● **Problem requirements**
What is needed here is an exact copy of all the data.

[Items from an interface collection]
########################################

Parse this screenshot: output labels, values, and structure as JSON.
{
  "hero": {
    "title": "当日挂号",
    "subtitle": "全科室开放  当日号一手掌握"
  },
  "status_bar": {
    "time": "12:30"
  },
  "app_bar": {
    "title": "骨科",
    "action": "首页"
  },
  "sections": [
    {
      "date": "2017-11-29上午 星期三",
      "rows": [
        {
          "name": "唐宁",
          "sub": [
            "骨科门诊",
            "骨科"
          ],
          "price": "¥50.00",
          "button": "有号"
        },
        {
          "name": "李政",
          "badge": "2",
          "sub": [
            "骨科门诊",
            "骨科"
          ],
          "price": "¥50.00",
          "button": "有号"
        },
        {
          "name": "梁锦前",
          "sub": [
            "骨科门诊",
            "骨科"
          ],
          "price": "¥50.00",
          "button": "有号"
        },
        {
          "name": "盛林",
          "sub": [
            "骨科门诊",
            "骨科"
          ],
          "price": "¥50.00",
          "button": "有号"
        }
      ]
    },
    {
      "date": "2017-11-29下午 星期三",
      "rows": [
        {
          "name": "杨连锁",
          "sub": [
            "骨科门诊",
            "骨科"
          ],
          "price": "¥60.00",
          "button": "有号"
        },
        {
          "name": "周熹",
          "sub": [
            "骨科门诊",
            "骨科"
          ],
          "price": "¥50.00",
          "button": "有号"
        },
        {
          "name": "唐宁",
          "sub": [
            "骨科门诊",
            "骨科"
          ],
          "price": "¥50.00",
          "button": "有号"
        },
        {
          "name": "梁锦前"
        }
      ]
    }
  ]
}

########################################

● **Solved problem**
Parse this screenshot: output labels, values, and structure as JSON.
{
  "hero": {
    "title": "当日挂号",
    "subtitle": "全科室开放  当日号一手掌握"
  },
  "status_bar": {
    "time": "12:30"
  },
  "app_bar": {
    "title": "骨科",
    "action": "首页"
  },
  "sections": [
    {
      "date": "2017-11-29上午 星期三",
      "rows": [
        {
          "name": "唐宁",
          "sub": [
            "骨科门诊",
            "骨科"
          ],
          "price": "¥50.00",
          "button": "有号"
        },
        {
          "name": "李政",
          "badge": "2",
          "sub": [
            "骨科门诊",
            "骨科"
          ],
          "price": "¥50.00",
          "button": "有号"
        },
        {
          "name": "梁锦前",
          "sub": [
            "骨科门诊",
            "骨科"
          ],
          "price": "¥50.00",
          "button": "有号"
        },
        {
          "name": "盛林",
          "sub": [
            "骨科门诊",
            "骨科"
          ],
          "price": "¥50.00",
          "button": "有号"
        }
      ]
    },
    {
      "date": "2017-11-29下午 星期三",
      "rows": [
        {
          "name": "杨连锁",
          "sub": [
            "骨科门诊",
            "骨科"
          ],
          "price": "¥60.00",
          "button": "有号"
        },
        {
          "name": "周熹",
          "sub": [
            "骨科门诊",
            "骨科"
          ],
          "price": "¥50.00",
          "button": "有号"
        },
        {
          "name": "唐宁",
          "sub": [
            "骨科门诊",
            "骨科"
          ],
          "price": "¥50.00",
          "button": "有号"
        },
        {
          "name": "梁锦前"
        }
      ]
    }
  ]
}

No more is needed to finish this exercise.